- **SUPPLIED MATERIAL**:
########################################

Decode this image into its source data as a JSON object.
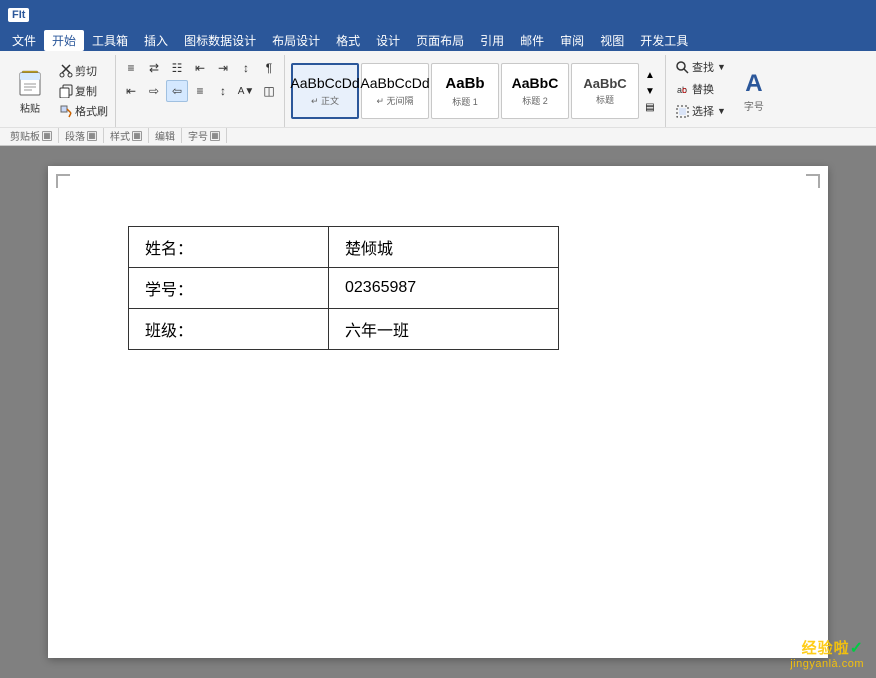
{
  "titlebar": {
    "label": "FIt"
  },
  "menubar": {
    "items": [
      "文件",
      "开始",
      "工具箱",
      "插入",
      "图标数据设计",
      "布局设计",
      "格式",
      "设计",
      "页面布局",
      "引用",
      "邮件",
      "审阅",
      "视图",
      "开发工具"
    ]
  },
  "ribbon": {
    "groups": {
      "clipboard": {
        "label": "剪贴板",
        "paste_label": "粘贴",
        "cut_label": "剪切",
        "copy_label": "复制",
        "format_painter_label": "格式刷"
      },
      "paragraph": {
        "label": "段落"
      },
      "styles": {
        "label": "样式",
        "items": [
          {
            "preview": "AaBbCcDd",
            "label": "↵ 正文",
            "active": true
          },
          {
            "preview": "AaBbCcDd",
            "label": "↵ 无间隔"
          },
          {
            "preview": "AaBb",
            "label": "标题 1"
          },
          {
            "preview": "AaBbC",
            "label": "标题 2"
          },
          {
            "preview": "AaBbC",
            "label": "标题"
          }
        ]
      },
      "editing": {
        "label": "编辑",
        "find_label": "查找",
        "replace_label": "替换",
        "select_label": "选择"
      },
      "character": {
        "label": "字号"
      }
    }
  },
  "document": {
    "table": {
      "rows": [
        {
          "label": "姓名：",
          "value": "楚倾城"
        },
        {
          "label": "学号：",
          "value": "02365987"
        },
        {
          "label": "班级：",
          "value": "六年一班"
        }
      ]
    }
  },
  "watermark": {
    "line1": "经验啦✓",
    "line2": "jingyanlà.com"
  }
}
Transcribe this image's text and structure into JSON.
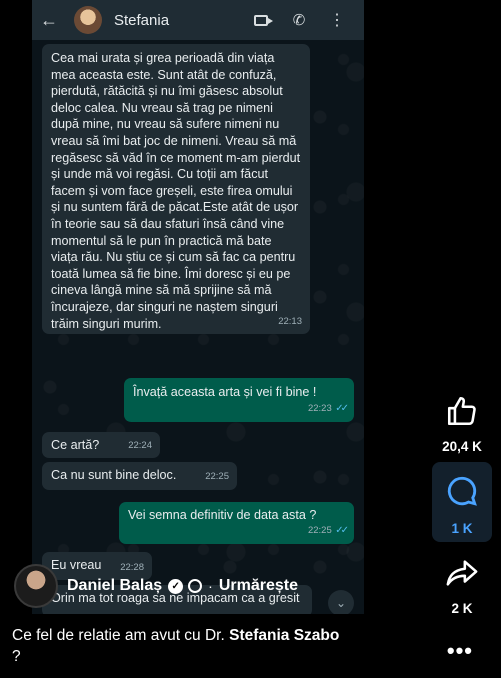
{
  "chat": {
    "contact_name": "Stefania",
    "icons": {
      "back": "arrow-left-icon",
      "video": "video-call-icon",
      "call": "phone-icon",
      "menu": "more-vertical-icon"
    },
    "messages": [
      {
        "dir": "in",
        "text": "Cea mai urata și grea perioadă din viața mea aceasta este. Sunt atât de confuză, pierdută, rătăcită și nu îmi găsesc absolut deloc calea. Nu vreau să trag pe nimeni după mine, nu vreau să sufere nimeni nu vreau să îmi bat joc de nimeni. Vreau să mă regăsesc să văd în ce moment m-am pierdut și unde mă voi regăsi. Cu toții am făcut facem și vom face greșeli, este firea omului și nu suntem fără de păcat.Este atât de ușor în teorie sau să dau sfaturi însă când vine momentul să le pun în practică mă bate viața rău. Nu știu ce și cum să fac ca pentru toată lumea să fie bine. Îmi doresc și eu pe cineva lângă mine să mă sprijine să mă încurajeze, dar singuri ne naștem singuri trăim singuri murim.",
        "time": "22:13"
      },
      {
        "dir": "out",
        "text": "Învață aceasta arta și vei fi bine !",
        "time": "22:23"
      },
      {
        "dir": "in",
        "text": "Ce artă?",
        "time": "22:24"
      },
      {
        "dir": "in",
        "text": "Ca nu sunt bine deloc.",
        "time": "22:25"
      },
      {
        "dir": "out",
        "text": "Vei semna definitiv de data asta ?",
        "time": "22:25"
      },
      {
        "dir": "in",
        "text": "Eu vreau",
        "time": "22:28"
      },
      {
        "dir": "in",
        "text": "Orin ma tot roaga sa ne impacam ca a gresit"
      }
    ]
  },
  "reel": {
    "author_name": "Daniel Balaș",
    "follow_label": "Urmărește",
    "separator": "·",
    "caption_prefix": "Ce fel de relatie am avut cu Dr. ",
    "caption_bold": "Stefania Szabo",
    "caption_suffix": "?",
    "more_label": "•••",
    "likes": "20,4 K",
    "comments": "1 K",
    "shares": "2 K",
    "icons": {
      "like": "thumbs-up-icon",
      "comment": "comment-icon",
      "share": "share-icon",
      "verified": "verified-badge-icon",
      "globe": "globe-icon"
    },
    "colors": {
      "comment_active": "#4aa3ff",
      "outgoing_bubble": "#005c4b",
      "incoming_bubble": "#202c33"
    }
  }
}
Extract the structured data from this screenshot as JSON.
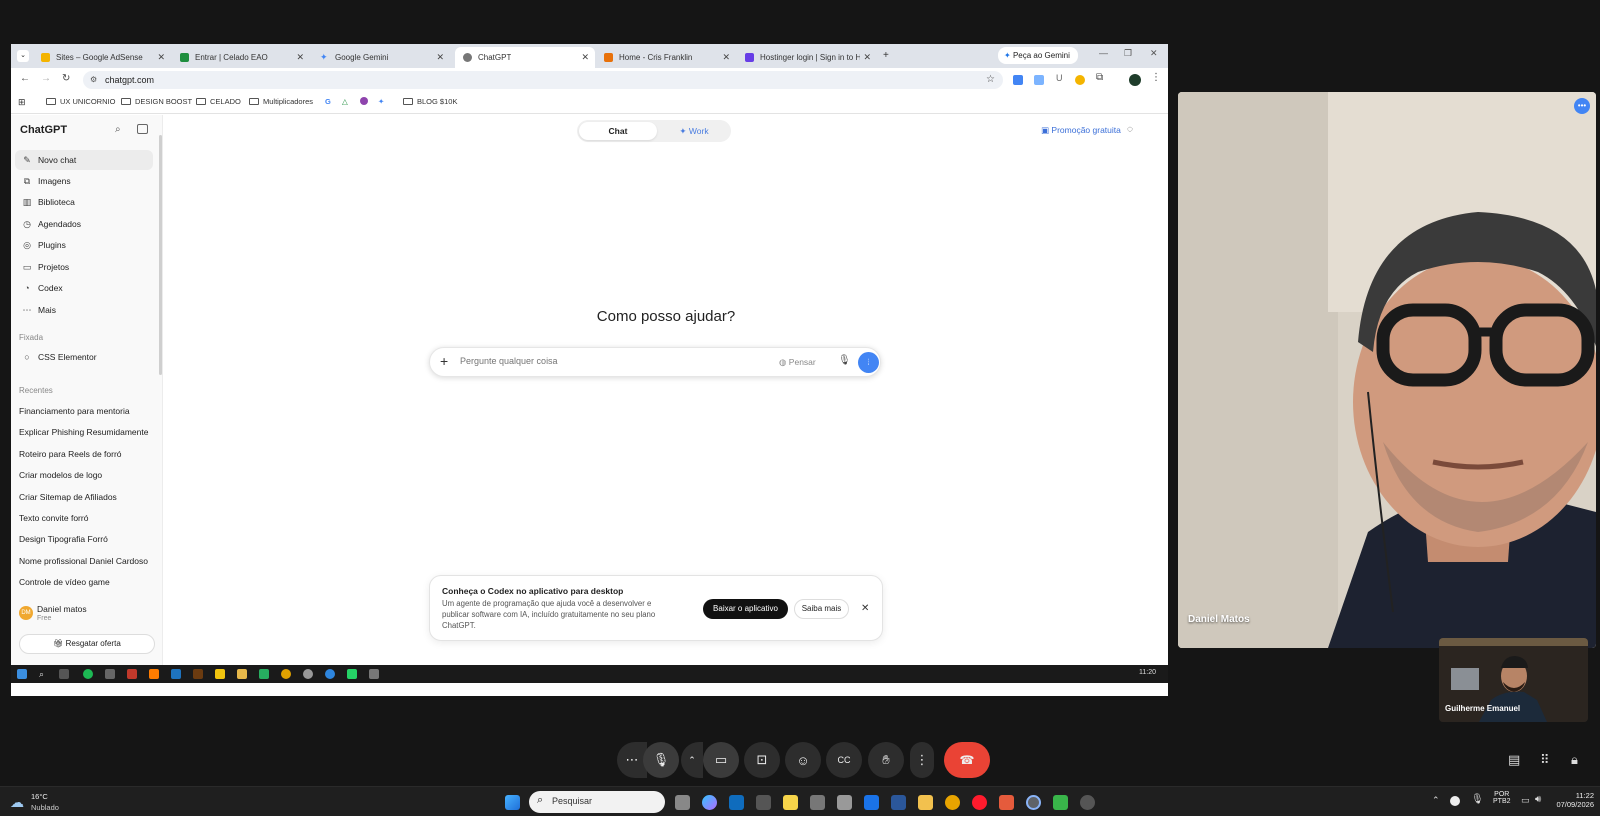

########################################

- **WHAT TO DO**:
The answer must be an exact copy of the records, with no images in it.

- **ANSWER BOX**:
Decode this image into its source data as a JSON object.
{
  "titlebar": {
    "label": "FIt"
  },
  "menubar": {
    "items": [
      "文件",
      "开始",
      "工具箱",
      "插入",
      "图标数据设计",
      "布局设计",
      "格式",
      "设计",
      "页面布局",
      "引用",
      "邮件",
      "审阅",
      "视图",
      "开发工具"
    ]
  },
  "ribbon": {
    "groups": {
      "clipboard": {
        "label": "剪贴板",
        "paste_label": "粘贴",
        "cut_label": "剪切",
        "copy_label": "复制",
        "format_painter_label": "格式刷"
      },
      "paragraph": {
        "label": "段落"
      },
      "styles": {
        "label": "样式",
        "items": [
          {
            "preview": "AaBbCcDd",
            "label": "↵ 正文",
            "active": true
          },
          {
            "preview": "AaBbCcDd",
            "label": "↵ 无间隔"
          },
          {
            "preview": "AaBb",
            "label": "标题 1"
          },
          {
            "preview": "AaBbC",
            "label": "标题 2"
          },
          {
            "preview": "AaBbC",
            "label": "标题"
          }
        ]
      },
      "editing": {
        "label": "编辑",
        "find_label": "查找",
        "replace_label": "替换",
        "select_label": "选择"
      },
      "character": {
        "label": "字号"
      }
    }
  },
  "document": {
    "table": {
      "rows": [
        {
          "label": "姓名：",
          "value": "楚倾城"
        },
        {
          "label": "学号：",
          "value": "02365987"
        },
        {
          "label": "班级：",
          "value": "六年一班"
        }
      ]
    }
  },
  "watermark": {
    "line1": "经验啦✓",
    "line2": "jingyanlà.com"
  }
}
Transcribe this image's text and structure into JSON.
{
  "chat": {
    "contact_name": "Stefania",
    "icons": {
      "back": "arrow-left-icon",
      "video": "video-call-icon",
      "call": "phone-icon",
      "menu": "more-vertical-icon"
    },
    "messages": [
      {
        "dir": "in",
        "text": "Cea mai urata și grea perioadă din viața mea aceasta este. Sunt atât de confuză, pierdută, rătăcită și nu îmi găsesc absolut deloc calea. Nu vreau să trag pe nimeni după mine, nu vreau să sufere nimeni nu vreau să îmi bat joc de nimeni. Vreau să mă regăsesc să văd în ce moment m-am pierdut și unde mă voi regăsi. Cu toții am făcut facem și vom face greșeli, este firea omului și nu suntem fără de păcat.Este atât de ușor în teorie sau să dau sfaturi însă când vine momentul să le pun în practică mă bate viața rău. Nu știu ce și cum să fac ca pentru toată lumea să fie bine. Îmi doresc și eu pe cineva lângă mine să mă sprijine să mă încurajeze, dar singuri ne naștem singuri trăim singuri murim.",
        "time": "22:13"
      },
      {
        "dir": "out",
        "text": "Învață aceasta arta și vei fi bine !",
        "time": "22:23"
      },
      {
        "dir": "in",
        "text": "Ce artă?",
        "time": "22:24"
      },
      {
        "dir": "in",
        "text": "Ca nu sunt bine deloc.",
        "time": "22:25"
      },
      {
        "dir": "out",
        "text": "Vei semna definitiv de data asta ?",
        "time": "22:25"
      },
      {
        "dir": "in",
        "text": "Eu vreau",
        "time": "22:28"
      },
      {
        "dir": "in",
        "text": "Orin ma tot roaga sa ne impacam ca a gresit"
      }
    ]
  },
  "reel": {
    "author_name": "Daniel Balaș",
    "follow_label": "Urmărește",
    "separator": "·",
    "caption_prefix": "Ce fel de relatie am avut cu Dr. ",
    "caption_bold": "Stefania Szabo",
    "caption_suffix": "?",
    "more_label": "•••",
    "likes": "20,4 K",
    "comments": "1 K",
    "shares": "2 K",
    "icons": {
      "like": "thumbs-up-icon",
      "comment": "comment-icon",
      "share": "share-icon",
      "verified": "verified-badge-icon",
      "globe": "globe-icon"
    },
    "colors": {
      "comment_active": "#4aa3ff",
      "outgoing_bubble": "#005c4b",
      "incoming_bubble": "#202c33"
    }
  }
}
Extract the structured data from this screenshot as JSON.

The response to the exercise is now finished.